- [What is being asked]:
Check every line of the data below for "iceyu". Copy each one that has it.

- [Working data]:
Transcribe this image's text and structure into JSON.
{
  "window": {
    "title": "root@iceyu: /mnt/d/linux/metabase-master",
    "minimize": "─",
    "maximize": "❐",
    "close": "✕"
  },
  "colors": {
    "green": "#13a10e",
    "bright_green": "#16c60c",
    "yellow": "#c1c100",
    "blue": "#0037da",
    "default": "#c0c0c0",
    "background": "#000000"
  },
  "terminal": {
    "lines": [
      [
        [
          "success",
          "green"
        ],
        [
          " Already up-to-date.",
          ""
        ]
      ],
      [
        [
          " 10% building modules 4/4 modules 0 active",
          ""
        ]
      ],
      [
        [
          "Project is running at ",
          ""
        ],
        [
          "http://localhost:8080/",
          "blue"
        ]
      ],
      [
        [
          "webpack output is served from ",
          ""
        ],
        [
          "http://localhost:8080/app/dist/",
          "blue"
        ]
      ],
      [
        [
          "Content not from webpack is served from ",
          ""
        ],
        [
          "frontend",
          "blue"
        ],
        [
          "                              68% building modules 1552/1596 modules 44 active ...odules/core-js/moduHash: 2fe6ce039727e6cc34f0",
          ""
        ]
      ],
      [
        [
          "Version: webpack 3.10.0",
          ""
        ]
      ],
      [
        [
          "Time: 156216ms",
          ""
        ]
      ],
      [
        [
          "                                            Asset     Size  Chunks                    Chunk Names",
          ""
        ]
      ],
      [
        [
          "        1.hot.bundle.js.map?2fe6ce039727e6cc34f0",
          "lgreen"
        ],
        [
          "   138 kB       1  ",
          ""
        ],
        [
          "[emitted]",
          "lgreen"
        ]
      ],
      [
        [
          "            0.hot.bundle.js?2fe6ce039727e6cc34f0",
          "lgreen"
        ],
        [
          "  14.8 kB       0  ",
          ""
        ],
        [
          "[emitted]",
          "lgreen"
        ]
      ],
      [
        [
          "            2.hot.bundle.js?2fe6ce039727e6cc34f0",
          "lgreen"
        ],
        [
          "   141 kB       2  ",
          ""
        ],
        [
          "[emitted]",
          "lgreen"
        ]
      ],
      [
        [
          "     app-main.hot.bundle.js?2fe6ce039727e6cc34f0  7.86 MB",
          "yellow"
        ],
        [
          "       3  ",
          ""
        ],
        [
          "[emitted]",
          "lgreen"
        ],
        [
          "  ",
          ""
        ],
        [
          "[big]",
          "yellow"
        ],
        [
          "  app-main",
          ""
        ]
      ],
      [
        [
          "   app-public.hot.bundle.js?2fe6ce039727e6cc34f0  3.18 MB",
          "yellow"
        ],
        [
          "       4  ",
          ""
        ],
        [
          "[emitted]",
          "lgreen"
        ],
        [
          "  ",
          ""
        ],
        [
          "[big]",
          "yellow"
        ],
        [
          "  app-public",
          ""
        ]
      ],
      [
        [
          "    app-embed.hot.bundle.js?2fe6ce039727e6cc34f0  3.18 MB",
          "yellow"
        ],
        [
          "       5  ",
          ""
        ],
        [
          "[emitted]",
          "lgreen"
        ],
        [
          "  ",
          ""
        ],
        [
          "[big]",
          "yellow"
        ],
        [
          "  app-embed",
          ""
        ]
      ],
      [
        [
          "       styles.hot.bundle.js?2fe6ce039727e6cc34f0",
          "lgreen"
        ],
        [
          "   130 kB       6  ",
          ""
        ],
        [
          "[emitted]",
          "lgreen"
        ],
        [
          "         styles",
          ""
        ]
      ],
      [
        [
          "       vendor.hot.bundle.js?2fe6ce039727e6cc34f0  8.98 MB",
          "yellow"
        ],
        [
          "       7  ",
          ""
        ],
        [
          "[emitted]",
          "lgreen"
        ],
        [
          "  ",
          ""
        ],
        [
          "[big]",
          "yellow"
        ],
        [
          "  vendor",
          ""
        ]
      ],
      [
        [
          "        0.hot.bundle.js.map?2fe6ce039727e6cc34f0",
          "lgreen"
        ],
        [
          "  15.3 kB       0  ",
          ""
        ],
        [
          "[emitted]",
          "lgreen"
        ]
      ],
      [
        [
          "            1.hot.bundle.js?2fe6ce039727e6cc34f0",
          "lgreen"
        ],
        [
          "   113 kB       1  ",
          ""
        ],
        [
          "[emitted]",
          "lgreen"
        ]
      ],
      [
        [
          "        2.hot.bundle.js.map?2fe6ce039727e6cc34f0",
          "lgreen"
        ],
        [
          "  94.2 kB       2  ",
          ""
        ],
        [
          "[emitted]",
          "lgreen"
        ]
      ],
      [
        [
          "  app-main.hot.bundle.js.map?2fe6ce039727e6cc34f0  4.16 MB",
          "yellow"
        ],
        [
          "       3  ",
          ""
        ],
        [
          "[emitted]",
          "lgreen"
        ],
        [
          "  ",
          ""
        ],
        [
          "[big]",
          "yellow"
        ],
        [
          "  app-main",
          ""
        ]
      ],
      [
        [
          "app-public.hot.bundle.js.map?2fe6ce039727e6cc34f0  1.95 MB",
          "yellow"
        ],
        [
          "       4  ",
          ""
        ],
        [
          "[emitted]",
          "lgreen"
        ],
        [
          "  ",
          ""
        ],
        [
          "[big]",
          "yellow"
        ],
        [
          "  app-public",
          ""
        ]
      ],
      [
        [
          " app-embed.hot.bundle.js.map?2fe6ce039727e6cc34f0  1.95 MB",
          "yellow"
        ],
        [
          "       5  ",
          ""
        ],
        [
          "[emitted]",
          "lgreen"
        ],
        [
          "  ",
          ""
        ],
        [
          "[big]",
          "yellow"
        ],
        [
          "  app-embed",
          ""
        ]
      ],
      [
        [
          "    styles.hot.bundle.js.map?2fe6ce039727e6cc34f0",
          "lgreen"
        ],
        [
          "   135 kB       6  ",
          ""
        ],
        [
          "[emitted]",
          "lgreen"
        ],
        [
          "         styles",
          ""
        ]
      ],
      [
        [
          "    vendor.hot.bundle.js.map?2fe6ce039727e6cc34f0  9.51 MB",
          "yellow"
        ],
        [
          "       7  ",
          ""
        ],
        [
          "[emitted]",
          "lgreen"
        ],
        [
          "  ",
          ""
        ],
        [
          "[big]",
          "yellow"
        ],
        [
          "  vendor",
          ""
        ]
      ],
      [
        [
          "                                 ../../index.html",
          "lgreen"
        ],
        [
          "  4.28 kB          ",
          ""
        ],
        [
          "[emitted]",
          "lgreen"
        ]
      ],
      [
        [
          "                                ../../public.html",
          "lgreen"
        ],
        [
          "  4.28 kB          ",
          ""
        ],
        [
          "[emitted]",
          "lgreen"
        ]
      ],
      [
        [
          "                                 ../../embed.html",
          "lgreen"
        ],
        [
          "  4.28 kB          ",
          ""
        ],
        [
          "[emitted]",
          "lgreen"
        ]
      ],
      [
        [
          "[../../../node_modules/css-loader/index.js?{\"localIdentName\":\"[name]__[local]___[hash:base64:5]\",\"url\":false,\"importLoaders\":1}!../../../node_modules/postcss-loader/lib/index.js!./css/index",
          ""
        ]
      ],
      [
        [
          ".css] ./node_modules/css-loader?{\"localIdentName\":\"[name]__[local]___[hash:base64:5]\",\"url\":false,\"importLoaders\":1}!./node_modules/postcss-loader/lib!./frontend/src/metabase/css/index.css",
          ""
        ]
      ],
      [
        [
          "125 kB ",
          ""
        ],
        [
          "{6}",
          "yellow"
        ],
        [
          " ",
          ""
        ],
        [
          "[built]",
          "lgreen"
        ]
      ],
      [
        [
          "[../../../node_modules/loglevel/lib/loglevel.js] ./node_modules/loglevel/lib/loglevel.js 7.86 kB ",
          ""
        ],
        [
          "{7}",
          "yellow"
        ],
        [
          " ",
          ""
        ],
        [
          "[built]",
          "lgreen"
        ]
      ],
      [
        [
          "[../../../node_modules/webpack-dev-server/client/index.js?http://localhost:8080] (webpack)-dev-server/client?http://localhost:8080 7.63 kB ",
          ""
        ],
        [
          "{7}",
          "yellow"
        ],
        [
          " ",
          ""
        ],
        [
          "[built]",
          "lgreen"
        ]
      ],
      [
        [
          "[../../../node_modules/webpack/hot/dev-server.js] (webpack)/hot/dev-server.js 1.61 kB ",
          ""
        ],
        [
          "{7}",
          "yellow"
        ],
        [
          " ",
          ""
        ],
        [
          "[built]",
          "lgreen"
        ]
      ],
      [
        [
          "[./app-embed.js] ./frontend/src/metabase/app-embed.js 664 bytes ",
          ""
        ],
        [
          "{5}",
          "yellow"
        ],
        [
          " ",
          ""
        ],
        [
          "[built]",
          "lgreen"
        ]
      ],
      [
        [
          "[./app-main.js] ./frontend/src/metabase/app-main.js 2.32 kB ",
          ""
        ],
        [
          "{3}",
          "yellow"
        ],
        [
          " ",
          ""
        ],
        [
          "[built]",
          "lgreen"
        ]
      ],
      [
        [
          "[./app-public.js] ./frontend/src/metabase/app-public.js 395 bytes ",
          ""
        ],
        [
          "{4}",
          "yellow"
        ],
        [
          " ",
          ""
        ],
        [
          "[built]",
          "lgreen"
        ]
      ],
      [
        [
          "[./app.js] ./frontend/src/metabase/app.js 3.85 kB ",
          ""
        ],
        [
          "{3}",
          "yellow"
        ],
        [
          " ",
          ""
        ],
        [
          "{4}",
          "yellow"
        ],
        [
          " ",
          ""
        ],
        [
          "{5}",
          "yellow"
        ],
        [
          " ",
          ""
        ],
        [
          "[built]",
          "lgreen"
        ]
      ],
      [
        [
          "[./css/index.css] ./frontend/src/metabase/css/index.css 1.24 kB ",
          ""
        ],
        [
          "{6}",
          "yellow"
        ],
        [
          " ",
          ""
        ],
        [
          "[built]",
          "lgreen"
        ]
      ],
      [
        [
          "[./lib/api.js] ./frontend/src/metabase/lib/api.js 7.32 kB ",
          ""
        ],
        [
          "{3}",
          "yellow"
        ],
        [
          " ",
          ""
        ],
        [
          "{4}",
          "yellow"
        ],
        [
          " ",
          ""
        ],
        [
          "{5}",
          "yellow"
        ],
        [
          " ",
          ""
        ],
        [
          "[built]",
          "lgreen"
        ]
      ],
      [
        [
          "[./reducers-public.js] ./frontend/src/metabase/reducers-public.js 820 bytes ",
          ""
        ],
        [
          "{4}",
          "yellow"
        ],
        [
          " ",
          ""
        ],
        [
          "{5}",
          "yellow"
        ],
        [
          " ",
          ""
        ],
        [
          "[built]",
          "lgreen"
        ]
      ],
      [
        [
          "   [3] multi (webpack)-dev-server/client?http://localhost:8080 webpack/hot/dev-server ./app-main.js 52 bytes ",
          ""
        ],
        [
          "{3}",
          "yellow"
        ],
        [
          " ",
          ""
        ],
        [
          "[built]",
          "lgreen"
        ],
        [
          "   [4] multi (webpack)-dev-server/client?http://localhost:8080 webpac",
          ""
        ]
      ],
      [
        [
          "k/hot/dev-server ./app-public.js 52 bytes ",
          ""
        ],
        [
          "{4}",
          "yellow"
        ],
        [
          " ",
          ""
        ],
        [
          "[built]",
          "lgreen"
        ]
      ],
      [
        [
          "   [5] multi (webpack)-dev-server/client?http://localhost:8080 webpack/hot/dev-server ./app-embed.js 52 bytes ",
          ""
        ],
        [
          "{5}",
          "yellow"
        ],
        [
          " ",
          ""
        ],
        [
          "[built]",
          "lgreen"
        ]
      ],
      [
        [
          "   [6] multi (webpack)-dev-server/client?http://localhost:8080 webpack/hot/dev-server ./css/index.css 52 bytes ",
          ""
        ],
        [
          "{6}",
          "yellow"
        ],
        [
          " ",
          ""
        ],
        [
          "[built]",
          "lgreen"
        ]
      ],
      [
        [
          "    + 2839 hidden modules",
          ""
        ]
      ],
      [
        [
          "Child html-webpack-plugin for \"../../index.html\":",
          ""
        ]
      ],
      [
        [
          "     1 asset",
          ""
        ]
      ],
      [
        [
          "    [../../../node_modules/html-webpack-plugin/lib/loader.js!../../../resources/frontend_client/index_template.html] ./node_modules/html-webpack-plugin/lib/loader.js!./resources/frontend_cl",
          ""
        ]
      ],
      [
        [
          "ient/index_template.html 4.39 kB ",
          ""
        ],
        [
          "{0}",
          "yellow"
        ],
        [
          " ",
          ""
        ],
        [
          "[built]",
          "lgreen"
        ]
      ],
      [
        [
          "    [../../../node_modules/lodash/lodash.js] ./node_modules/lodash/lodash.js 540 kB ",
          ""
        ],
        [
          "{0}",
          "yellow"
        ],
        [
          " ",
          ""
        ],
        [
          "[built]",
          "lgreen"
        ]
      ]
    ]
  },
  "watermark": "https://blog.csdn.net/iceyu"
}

- [Result]:
    "title": "root@iceyu: /mnt/d/linux/metabase-master",
  "watermark": "https://blog.csdn.net/iceyu"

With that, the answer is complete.